Her mastery is to write short stories that are intriguing and compelling to read and – in a way that is hard to pinpoint – leave the reader unsettled and disturbed. I see images from the stories at the most unexpected times, many months after reading them. She is so cutting in her condemnation that I wince and laugh to read them.
If you’re a connoisseur of fine Scandinavian crime fiction, 2011 has given you plenty more to enjoy. Back in March, for instance, genre forefather Henning Mankell wrapped up his wildly-popular Kurt Wallander series with The Troubled Man, and a mere two months later rising star Jo Nesbo’s The Snowman finally hit U.S. shores. Now with Hollywood’s take on The Girl with the Dragon Tattoo hitting theaters in just a few short days, crime fiction lovers are likely giddy with their good fortune. But what if you’re not a fan? What if you’ve yet to acquire that particular taste for dark Nordic mysteries? Well worry not, gentle reader, for there’s more than one dish cooking in Scandinavia’s literary kitchen. Truth be told, the Scandinavian lit scene is a veritable smorgasbord of top-notch sci-fi, satire, historical and literary fiction, horror, and more. So don’t delay in sampling Scandinavia’s full fiction menu. The following list will get you started, but there is still plenty more to discover.
If you’re looking to justify your second or sixth cup of coffee this morning, then my friend, you’re in luck. Today from Philly to Phoenix and St. Paul to San Antone java junkies are hoisting their ceramic mugs high in celebration of National Coffee Day. For the next twenty-four glorious hours, you can feel free to throw caution to the wind and make that extra coffee run, upsize to the venti, and drink in all the holiday cheer. Chances are good, however, that after sipping Americanos all afternoon you’ll need some way to occupy your time as you lie awake into the wee hours humming with caffeine. So as our holiday gift to you, allow us to present the following coffee-related books and movies in honor of today and your future sleepless night. Without question, these histories, mysteries, travelogues, and thrillers are sure to become part of your Coffee Day traditions for years to come.
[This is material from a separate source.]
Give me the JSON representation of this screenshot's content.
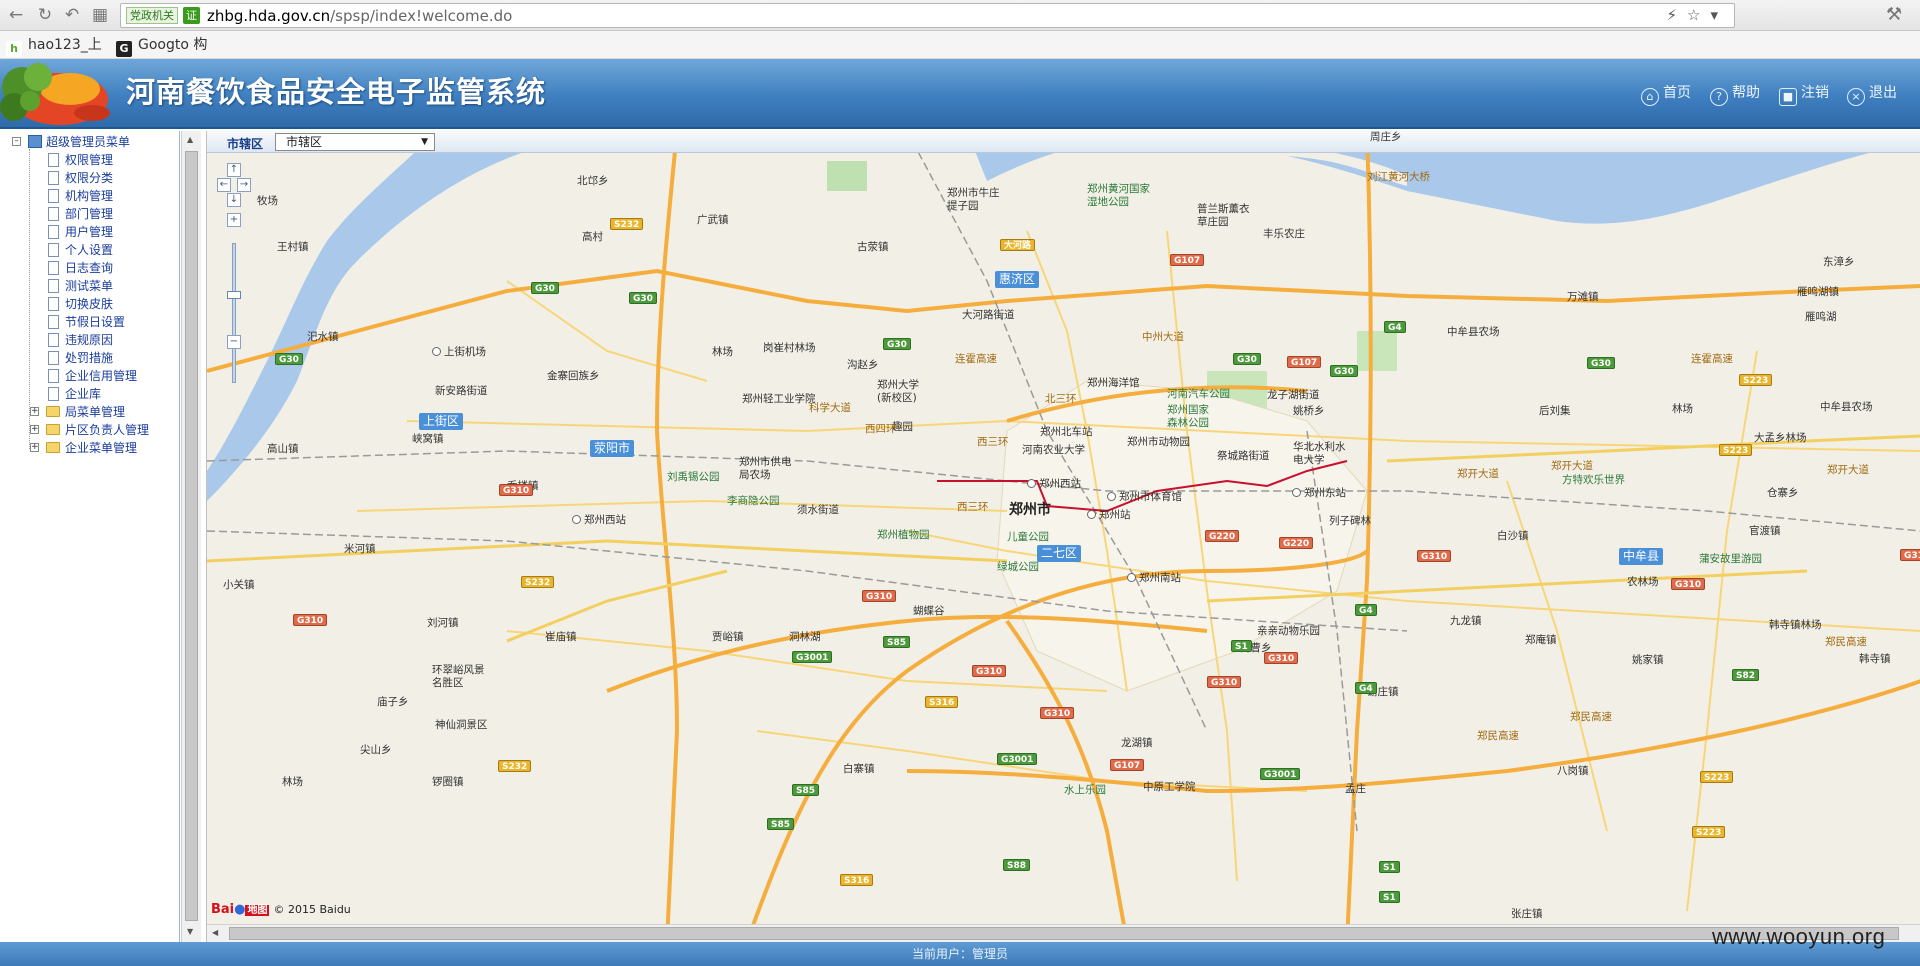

Geraldine Brooks’ new novel is out and it sounds, like her other works, different and highly original. Caleb’s Crossing centers around the first American Indian to attend Harvard. The Pulitzer winner set this book in Martha’s Vineyard during the 17th century. (EPL has ordered it.)
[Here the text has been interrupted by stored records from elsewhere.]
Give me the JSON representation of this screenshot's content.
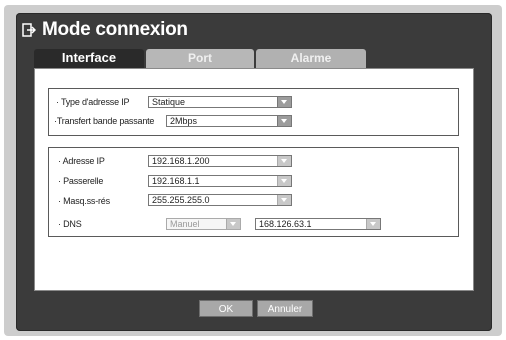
{
  "window": {
    "title": "Mode connexion",
    "title_icon": "exit-icon"
  },
  "tabs": [
    {
      "label": "Interface",
      "active": true
    },
    {
      "label": "Port",
      "active": false
    },
    {
      "label": "Alarme",
      "active": false
    }
  ],
  "group1": {
    "ip_type_label": "Type d'adresse IP",
    "ip_type_value": "Statique",
    "bandwidth_label": "Transfert bande passante",
    "bandwidth_value": "2Mbps"
  },
  "group2": {
    "ip_label": "Adresse IP",
    "ip_value": "192.168.1.200",
    "gateway_label": "Passerelle",
    "gateway_value": "192.168.1.1",
    "mask_label": "Masq.ss-rés",
    "mask_value": "255.255.255.0",
    "dns_label": "DNS",
    "dns_mode_value": "Manuel",
    "dns_value": "168.126.63.1"
  },
  "buttons": {
    "ok": "OK",
    "cancel": "Annuler"
  }
}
Tim W. Brown is not an author to limit himself to a single genre. In Second Acts – Brown’s latest novel following Deconstruction Acres (1997), Left of the Loop (2001), and Walking Man (2008) – the long-time Chicagoan and current New Yorker effortlessly blends sci-fi and western elements into the comic historical tale of Dan Connor, a 21st-century slacker who time travels to 1830s America in search of his adulterous wife. Winner of the 2010 London Book Festival Award for General Fiction, Second Acts is a sly, satirical page-turner in the vein of Mark Twain that is guaranteed to leave readers laughing and thinking. On Thursday, May 5th, you can hear Mr. Brown read from Second Acts when he visits EPL’s 1st Floor Community Meeting Room at 7 p.m. along with local author Paul McComas. In anticipation of his visit, we recently spoke with him via email about his extensive research for Second Acts, Potawatomi berdaches, second chances in American life, and what he’s working on next.
People of the Book by Geraldine Brooks (who won a Pulitzer for her 2006 work March) is a work of fiction based on the Sarajevo Hagadah. This is the only significant novel about hagadot I was able to find. One of the earliest illuminated Jewish manuscripts, the priceless antique haggadah serves as the vehicle for a 500-year worldwide journey tracing its ownership in an exciting adventure that takes Hanna Heath, an Australian rare book expert, to Europe in 1996. For more details, click on the author’s name above. Click here for the NY Times review in 2008.